The best evidence scientists have at the moment suggests tropical cyclones may become more intense under climate change, but are unlikely to increase in number.
But a new study just published in the Proceedings of the National Academy of Sciences challenges the status quo, suggesting tropical cyclones will become more intense, and occur more frequently.
We take a closer look at the study from Professor Kerry Emanuel and investigate how his modelling predictions fit with other research in the field.
More, heavier storms
Tropical cyclones are large storm systems with spinning winds, fuelled as warm moist air rises and releases energy. They bring heavy rainfall and high winds, and drive up sea levels creating storm surges. This handy video from the Met Office explains more.
In order to find out how tropical cyclones might be affected by climate change, Emanuel’s new study used a ‘downscaling’ approach – taking data from global climate models and feeding it into smaller, more specialised climate models.
Six global scale climate models were used to produce a broad picture about what earth’s climate would be like under high levels of greenhouse gas emissions. From this, information about air and sea temperatures, wind patterns and atmospheric moisture, was used to simulate where and when tropical cyclones might occur in the future.
The results suggest that the number of tropical cyclones could exceed 100 per year by about 2070, compared to an average of 90 per year at the moment. Tropical cyclones could get more intense too, if the modelling is right.
The total amount of energy tropical cyclones release is expected to increase by 45 per cent over the course of the 21st century. Some of that energy would be spent by the extra 10 or so tropical cyclones per year, but half of it would be released by intense storms getting even stronger – meaning higher winds, taller storm surges and greater economic costs.
These findings – that both the intensity and frequency of tropical cyclones could increase – are unusual. Most research suggests that while tropical cyclones could become more intense under climate change, the number of tropical cyclones is likely to stay roughly the same, or decrease.
The Intergovernmental Panel on Climate Change (IPCC) made this point clearly in its extensive 2012 report on extreme weather events (p.158). It says:
“It is likely that the global frequency of tropical cyclones will either decrease or remain essentially unchanged.

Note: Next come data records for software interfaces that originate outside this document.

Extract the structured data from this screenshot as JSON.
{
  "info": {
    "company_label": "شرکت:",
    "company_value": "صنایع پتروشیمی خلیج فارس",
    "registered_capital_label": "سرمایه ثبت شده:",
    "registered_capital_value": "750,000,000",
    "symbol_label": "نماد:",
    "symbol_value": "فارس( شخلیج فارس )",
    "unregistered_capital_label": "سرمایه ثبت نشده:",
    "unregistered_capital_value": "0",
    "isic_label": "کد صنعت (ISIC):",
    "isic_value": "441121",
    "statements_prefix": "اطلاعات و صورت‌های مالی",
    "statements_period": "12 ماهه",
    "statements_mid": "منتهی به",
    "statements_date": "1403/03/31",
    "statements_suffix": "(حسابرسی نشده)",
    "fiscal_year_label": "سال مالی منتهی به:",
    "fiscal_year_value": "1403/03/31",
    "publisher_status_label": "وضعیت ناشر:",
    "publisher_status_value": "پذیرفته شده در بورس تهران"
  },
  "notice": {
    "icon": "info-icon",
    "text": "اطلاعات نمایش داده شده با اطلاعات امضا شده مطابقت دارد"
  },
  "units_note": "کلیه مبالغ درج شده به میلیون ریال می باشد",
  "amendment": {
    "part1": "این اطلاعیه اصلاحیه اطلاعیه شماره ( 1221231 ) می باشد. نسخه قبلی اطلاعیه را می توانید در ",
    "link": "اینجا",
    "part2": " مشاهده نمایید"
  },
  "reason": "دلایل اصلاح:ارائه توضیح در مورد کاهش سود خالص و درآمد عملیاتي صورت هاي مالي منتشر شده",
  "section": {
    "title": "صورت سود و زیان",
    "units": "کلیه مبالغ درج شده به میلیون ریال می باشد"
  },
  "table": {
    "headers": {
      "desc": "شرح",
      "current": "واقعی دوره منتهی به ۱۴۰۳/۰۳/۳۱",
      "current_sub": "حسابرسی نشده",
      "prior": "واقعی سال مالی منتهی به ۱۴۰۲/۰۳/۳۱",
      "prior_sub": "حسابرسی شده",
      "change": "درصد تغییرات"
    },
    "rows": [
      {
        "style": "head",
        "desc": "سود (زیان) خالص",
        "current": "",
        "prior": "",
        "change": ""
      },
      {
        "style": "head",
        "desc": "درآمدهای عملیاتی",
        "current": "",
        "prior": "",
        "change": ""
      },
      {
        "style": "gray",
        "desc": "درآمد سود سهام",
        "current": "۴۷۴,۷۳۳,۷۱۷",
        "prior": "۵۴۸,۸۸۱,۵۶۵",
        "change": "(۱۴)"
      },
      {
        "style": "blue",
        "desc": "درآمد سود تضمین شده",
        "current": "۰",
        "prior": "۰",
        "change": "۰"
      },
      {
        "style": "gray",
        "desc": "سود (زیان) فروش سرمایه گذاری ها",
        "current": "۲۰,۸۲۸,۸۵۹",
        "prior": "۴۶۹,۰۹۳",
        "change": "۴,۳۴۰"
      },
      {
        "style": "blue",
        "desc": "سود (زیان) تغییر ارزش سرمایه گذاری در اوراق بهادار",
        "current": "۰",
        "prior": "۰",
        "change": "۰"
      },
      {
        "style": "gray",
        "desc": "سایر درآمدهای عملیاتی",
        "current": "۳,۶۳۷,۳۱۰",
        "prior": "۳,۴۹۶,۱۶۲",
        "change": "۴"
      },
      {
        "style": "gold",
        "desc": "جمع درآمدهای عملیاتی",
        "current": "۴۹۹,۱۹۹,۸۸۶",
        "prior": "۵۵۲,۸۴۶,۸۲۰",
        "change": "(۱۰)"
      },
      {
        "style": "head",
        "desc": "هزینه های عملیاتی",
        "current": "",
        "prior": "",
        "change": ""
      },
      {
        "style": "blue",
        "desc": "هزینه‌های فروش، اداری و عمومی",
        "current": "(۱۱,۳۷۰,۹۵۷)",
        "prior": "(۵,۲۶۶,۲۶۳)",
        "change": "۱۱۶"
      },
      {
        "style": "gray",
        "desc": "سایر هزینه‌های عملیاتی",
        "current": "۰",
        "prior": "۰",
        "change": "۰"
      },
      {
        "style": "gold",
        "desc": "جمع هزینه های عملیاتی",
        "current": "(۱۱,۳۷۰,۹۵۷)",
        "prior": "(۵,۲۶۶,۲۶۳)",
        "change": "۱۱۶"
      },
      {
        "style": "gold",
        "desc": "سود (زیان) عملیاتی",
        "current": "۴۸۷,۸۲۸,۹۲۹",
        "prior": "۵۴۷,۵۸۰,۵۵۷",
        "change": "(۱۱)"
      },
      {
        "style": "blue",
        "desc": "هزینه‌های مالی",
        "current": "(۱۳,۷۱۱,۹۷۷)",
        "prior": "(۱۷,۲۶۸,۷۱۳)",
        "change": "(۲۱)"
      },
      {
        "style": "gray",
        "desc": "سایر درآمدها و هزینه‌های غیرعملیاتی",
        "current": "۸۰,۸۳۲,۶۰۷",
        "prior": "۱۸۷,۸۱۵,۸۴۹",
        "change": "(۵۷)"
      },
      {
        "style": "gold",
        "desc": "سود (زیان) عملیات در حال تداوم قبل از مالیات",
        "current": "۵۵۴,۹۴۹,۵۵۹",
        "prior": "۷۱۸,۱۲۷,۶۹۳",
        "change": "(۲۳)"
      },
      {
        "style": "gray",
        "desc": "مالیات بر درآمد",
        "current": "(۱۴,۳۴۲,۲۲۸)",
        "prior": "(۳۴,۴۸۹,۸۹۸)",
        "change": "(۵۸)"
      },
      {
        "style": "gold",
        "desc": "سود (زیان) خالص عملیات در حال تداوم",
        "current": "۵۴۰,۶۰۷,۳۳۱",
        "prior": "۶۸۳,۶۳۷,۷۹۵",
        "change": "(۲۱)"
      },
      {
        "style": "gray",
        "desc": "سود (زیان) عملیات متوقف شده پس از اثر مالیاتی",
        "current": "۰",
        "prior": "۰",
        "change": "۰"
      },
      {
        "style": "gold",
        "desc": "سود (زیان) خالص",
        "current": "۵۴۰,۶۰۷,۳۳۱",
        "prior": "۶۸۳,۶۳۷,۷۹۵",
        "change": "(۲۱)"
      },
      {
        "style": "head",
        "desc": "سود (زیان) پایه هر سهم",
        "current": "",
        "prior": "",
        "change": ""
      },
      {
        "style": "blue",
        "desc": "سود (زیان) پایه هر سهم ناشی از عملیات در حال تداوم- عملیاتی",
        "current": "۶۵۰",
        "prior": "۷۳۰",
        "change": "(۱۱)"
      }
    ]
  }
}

An increase in mean tropical cyclone maximum wind speed is likely, although increases may not occur in all tropical regions.”
Other studies since the IPCC’s report have reached similar conclusions. One found that the number tropical cyclones in the North Atlantic would change little over the 21st century, while another study using similar techniques found the number would decrease. A third study due to be published soon* used a slightly different modelling technique, but found there would be little significant change in the global number of tropical cyclones over the 21st century.
There are a number of reasons why the conclusions of Emanuel’s new paper may differ from other studies. Not all studies assume future emissions will pan out in the same way, and not all studies focus on the global picture.
On top of that, not all research on tropical cyclones and climate change uses the ‘downscaling’ approach. Some studies instead use the global climate models to try and predict how tropical cyclones will change in the future. But these models are thought to underestimate the frequency of tropical cyclones, and struggle to accurately simulate how intense those storms will be.
Prof. Emanuel explained to Carbon Brief:
“General Circulation Models are really too coarse to produce good representations of tropical cyclones, though they often produce something resembling such storms.”
Why so different?
Given the differences in methods, not all studies can be compared like for like. But Emanuel admits it is surprising that the results of his study differ so much from others which also use the downscaling technique.
Carbon Brief asked Prof. Emanuel why his modelling suggested the frequency of tropical storms would increase where other studies haven’t. He told us:
“We are not yet sure why the technique applied to the current generation of global climate models shows an increase in activity, though I suspect it has more to do with projected decreases in manmade aerosols than with increasing carbon dioxide.”
Research has recently suggested that emissions of small particles called aerosols might have damped down tropical storm activity in recent decades. It’s expected that fewer of these particles will be released into the atmosphere in the future, so storm activity could rise again. At the moment though this is a relatively new area of science, and not something this study looks at in any detail.
For now, Emanuel’s study appears to disagree with the body of scientific evidence when it comes to the frequency of tropical cyclones under climate change. A leaked draft of the IPCC’s next major report on climate science suggest mosts studies have not moved on from the majority view that cyclone frequency will not increase.
But on at least one thing, and it’s an important thing, this study and the rest of the research agrees. The strongest tropical cyclones are likely to get even more intense under climate change – and these are the storms which are most costly in economic terms, and for human lives.
*Camargo, S. (2013) Global and regional aspects of tropical cyclone activity in the CMIP5 models. Journal of Climate
Emanuel, K. (2013) Downscaling CMIP5 climate models shows increased tropical cyclone activity over the 21st century. Proceedings of the National Academy of Sciences. DOI: 10.1073/pnas.1301293110